**WHAT THE TASK ASKS:** Give the lines below again, exactly as they stand, and leave out the images.

[Dataset rows for apps and sites]
*** Block opens ***

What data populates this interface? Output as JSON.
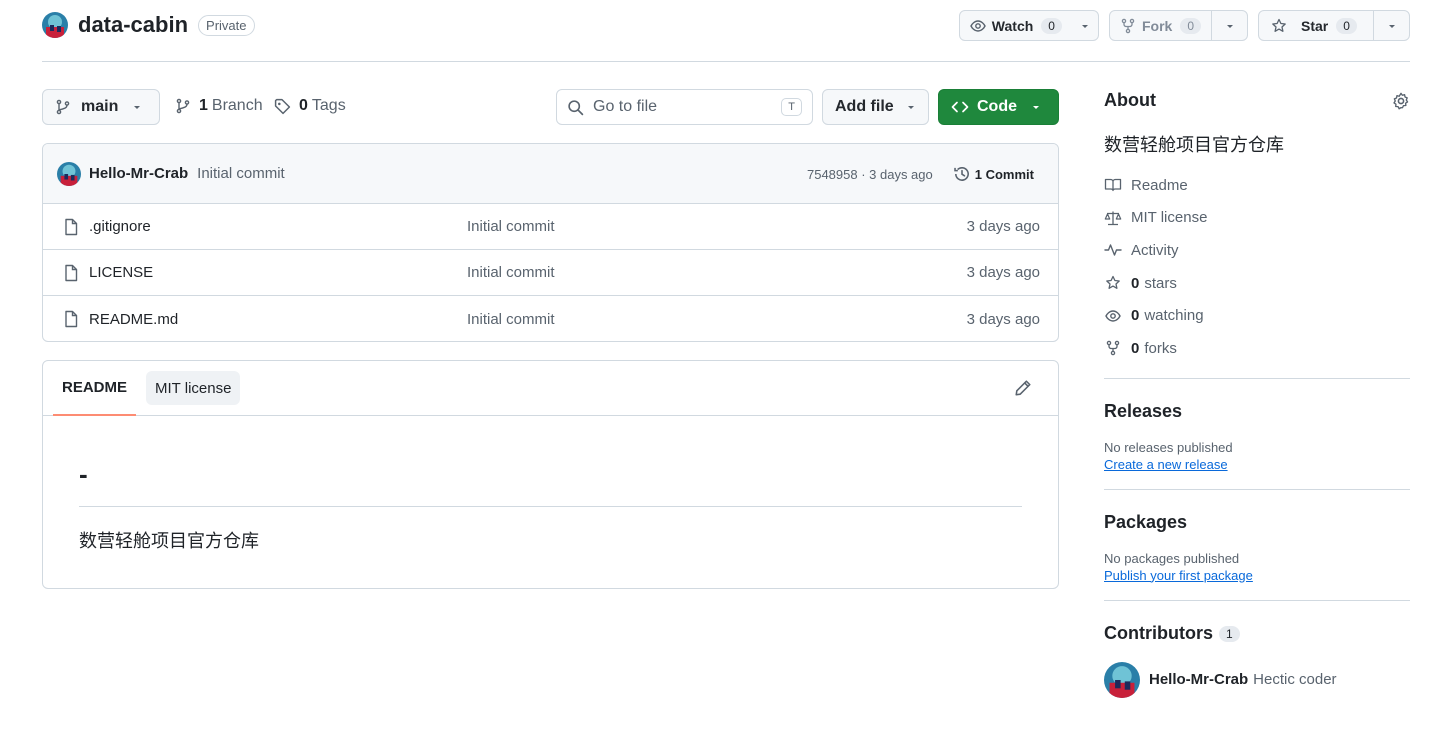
{
  "repo": {
    "name": "data-cabin",
    "visibility": "Private"
  },
  "actions": {
    "watch": {
      "label": "Watch",
      "count": "0"
    },
    "fork": {
      "label": "Fork",
      "count": "0"
    },
    "star": {
      "label": "Star",
      "count": "0"
    }
  },
  "nav": {
    "branch": "main",
    "branch_count": "1",
    "branch_label": "Branch",
    "tag_count": "0",
    "tag_label": "Tags",
    "search_placeholder": "Go to file",
    "search_shortcut": "T",
    "add_file": "Add file",
    "code": "Code"
  },
  "commit": {
    "author": "Hello-Mr-Crab",
    "message": "Initial commit",
    "sha_time": "7548958 · 3 days ago",
    "count_label": "1 Commit"
  },
  "files": [
    {
      "name": ".gitignore",
      "commit": "Initial commit",
      "date": "3 days ago"
    },
    {
      "name": "LICENSE",
      "commit": "Initial commit",
      "date": "3 days ago"
    },
    {
      "name": "README.md",
      "commit": "Initial commit",
      "date": "3 days ago"
    }
  ],
  "readme": {
    "tabs": [
      "README",
      "MIT license"
    ],
    "heading": "-",
    "paragraph": "数营轻舱项目官方仓库"
  },
  "about": {
    "title": "About",
    "description": "数营轻舱项目官方仓库",
    "readme": "Readme",
    "license": "MIT license",
    "activity": "Activity",
    "stars_count": "0",
    "stars_label": "stars",
    "watching_count": "0",
    "watching_label": "watching",
    "forks_count": "0",
    "forks_label": "forks"
  },
  "releases": {
    "title": "Releases",
    "text": "No releases published",
    "link": "Create a new release"
  },
  "packages": {
    "title": "Packages",
    "text": "No packages published",
    "link": "Publish your first package"
  },
  "contributors": {
    "title": "Contributors",
    "count": "1",
    "name": "Hello-Mr-Crab",
    "subtitle": "Hectic coder"
  },
  "colors": {
    "accent_green": "#1f883d",
    "link_blue": "#0969da",
    "tab_underline": "#fd8c73",
    "border": "#d1d9e0"
  }
}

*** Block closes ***

**RESPONSE TO THIS EXERCISE:**
What data populates this interface? Output as JSON.
{
  "repo": {
    "name": "data-cabin",
    "visibility": "Private"
  },
  "actions": {
    "watch": {
      "label": "Watch",
      "count": "0"
    },
    "fork": {
      "label": "Fork",
      "count": "0"
    },
    "star": {
      "label": "Star",
      "count": "0"
    }
  },
  "nav": {
    "branch": "main",
    "branch_count": "1",
    "branch_label": "Branch",
    "tag_count": "0",
    "tag_label": "Tags",
    "search_placeholder": "Go to file",
    "search_shortcut": "T",
    "add_file": "Add file",
    "code": "Code"
  },
  "commit": {
    "author": "Hello-Mr-Crab",
    "message": "Initial commit",
    "sha_time": "7548958 · 3 days ago",
    "count_label": "1 Commit"
  },
  "files": [
    {
      "name": ".gitignore",
      "commit": "Initial commit",
      "date": "3 days ago"
    },
    {
      "name": "LICENSE",
      "commit": "Initial commit",
      "date": "3 days ago"
    },
    {
      "name": "README.md",
      "commit": "Initial commit",
      "date": "3 days ago"
    }
  ],
  "readme": {
    "tabs": [
      "README",
      "MIT license"
    ],
    "heading": "-",
    "paragraph": "数营轻舱项目官方仓库"
  },
  "about": {
    "title": "About",
    "description": "数营轻舱项目官方仓库",
    "readme": "Readme",
    "license": "MIT license",
    "activity": "Activity",
    "stars_count": "0",
    "stars_label": "stars",
    "watching_count": "0",
    "watching_label": "watching",
    "forks_count": "0",
    "forks_label": "forks"
  },
  "releases": {
    "title": "Releases",
    "text": "No releases published",
    "link": "Create a new release"
  },
  "packages": {
    "title": "Packages",
    "text": "No packages published",
    "link": "Publish your first package"
  },
  "contributors": {
    "title": "Contributors",
    "count": "1",
    "name": "Hello-Mr-Crab",
    "subtitle": "Hectic coder"
  },
  "colors": {
    "accent_green": "#1f883d",
    "link_blue": "#0969da",
    "tab_underline": "#fd8c73",
    "border": "#d1d9e0"
  }
}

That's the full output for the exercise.